Even if new technology someday creates long-distance passenger trains with travel times competitive with airplanes, passenger traffic will still benefit from upgrading rail service to fast-enough trains for many of the trips within a megaregion, now and in the future. States already have the responsibility of financing passenger trains in megaregion rail corridors.

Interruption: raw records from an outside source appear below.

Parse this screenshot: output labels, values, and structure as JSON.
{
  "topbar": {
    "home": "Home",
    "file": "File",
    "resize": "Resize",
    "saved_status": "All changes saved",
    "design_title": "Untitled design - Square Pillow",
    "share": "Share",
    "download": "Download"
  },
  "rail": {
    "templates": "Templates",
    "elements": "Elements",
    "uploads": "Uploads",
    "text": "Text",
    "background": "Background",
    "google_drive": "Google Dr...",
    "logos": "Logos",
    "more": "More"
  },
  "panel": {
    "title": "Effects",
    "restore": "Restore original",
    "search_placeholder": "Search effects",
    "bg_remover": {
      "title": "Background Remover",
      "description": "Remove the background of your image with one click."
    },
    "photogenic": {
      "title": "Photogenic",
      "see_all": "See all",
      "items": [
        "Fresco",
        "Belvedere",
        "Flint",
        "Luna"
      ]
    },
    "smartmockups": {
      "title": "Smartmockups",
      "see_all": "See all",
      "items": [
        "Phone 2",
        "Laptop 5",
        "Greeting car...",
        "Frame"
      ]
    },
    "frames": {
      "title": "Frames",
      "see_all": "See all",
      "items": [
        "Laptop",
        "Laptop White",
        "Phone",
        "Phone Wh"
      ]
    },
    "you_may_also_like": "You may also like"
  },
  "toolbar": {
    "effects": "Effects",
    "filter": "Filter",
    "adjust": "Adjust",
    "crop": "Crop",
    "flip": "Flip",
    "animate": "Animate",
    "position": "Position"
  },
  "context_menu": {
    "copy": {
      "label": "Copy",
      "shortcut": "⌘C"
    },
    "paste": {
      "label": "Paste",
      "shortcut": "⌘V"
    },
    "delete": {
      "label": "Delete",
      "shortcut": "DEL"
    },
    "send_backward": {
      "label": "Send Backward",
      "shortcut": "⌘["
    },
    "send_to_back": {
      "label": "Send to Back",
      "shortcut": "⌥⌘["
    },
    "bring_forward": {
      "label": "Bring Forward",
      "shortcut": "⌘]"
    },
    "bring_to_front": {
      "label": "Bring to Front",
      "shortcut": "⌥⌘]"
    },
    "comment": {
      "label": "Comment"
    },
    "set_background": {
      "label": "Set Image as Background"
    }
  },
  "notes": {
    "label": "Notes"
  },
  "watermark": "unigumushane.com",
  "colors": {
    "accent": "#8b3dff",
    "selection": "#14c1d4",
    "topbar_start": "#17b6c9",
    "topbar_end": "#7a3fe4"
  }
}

Section 209 of the federal Passenger Rail Investment and Improvement Act of 2008 requires states to pay 85 percent of operating costs for all Amtrak routes of less than 750 miles (the legislation exempts the Northeast Corridor) as well as capital maintenance costs of the Amtrak equipment they use, plus support costs for such programs as safety and marketing. 

California’s Caltrans and Capitol Corridor Joint Powers Authority, Connecticut, Indiana, Illinois, Maine’s Northern New England Passenger Rail Authority, Massachusetts, Michigan, Missouri, New York, North Carolina, Oklahoma, Oregon, Pennsylvania, Texas, Vermont, Virginia, Washington, and Wisconsin all have agreements with Amtrak to operate their state corridor services. Amtrak has agreements with the freight railroads that own the tracks, and by law, its operations have priority over freight trains.

At present it appears that upgrading these corridor services to fast-enough trains will also be primarily the responsibility of the states, although they may be able to receive federal grants and loans. The track improvements being financed by the State of Michigan are an example of the way a state can take control over rail service. These tracks will eventually be part of 110-mile-per-hour service between Chicago and Detroit, with commitments from not just Michigan but also Illinois and Indiana. Fast-enough service between Chicago and Detroit could become a major organizer in an evolving megaregion, with stops at key cities along the way, including Kalamazoo, Battle Creek, and Ann Arbor. 

Cooperation among states for faster train service requires formal agreements, in this case, the Midwest Interstate Passenger Rail Compact. The participants are Illinois, Indiana, Kansas, Michigan, Minnesota, Missouri, Nebraska, North Dakota, Ohio, and Wisconsin. There is also an advocacy organization to support the objectives of the compact, the Midwest Interstate Passenger Rail Commission.

States could, in future, reach operating agreements with a private company such as Virgin Trains USA, but the private company would have to negotiate its own agreement with the freight railroads, and also negotiate its own dispatching priorities. Virgin Trains says in its prospectus that it can finance track improvements itself. If the Virgin Trains service in Florida proves to be profitable, it could lead to other private investments in fast-enough trains.

Jonathan Barnett is an emeritus Professor of Practice in City and Regional Planning, and former director of the Urban Design Program, at the University of Pennsylvania. 

This is an extract from “Designing the Megaregion: Meeting Urban Challenges at a New Scale”, published now by Island Press. You can find out more here.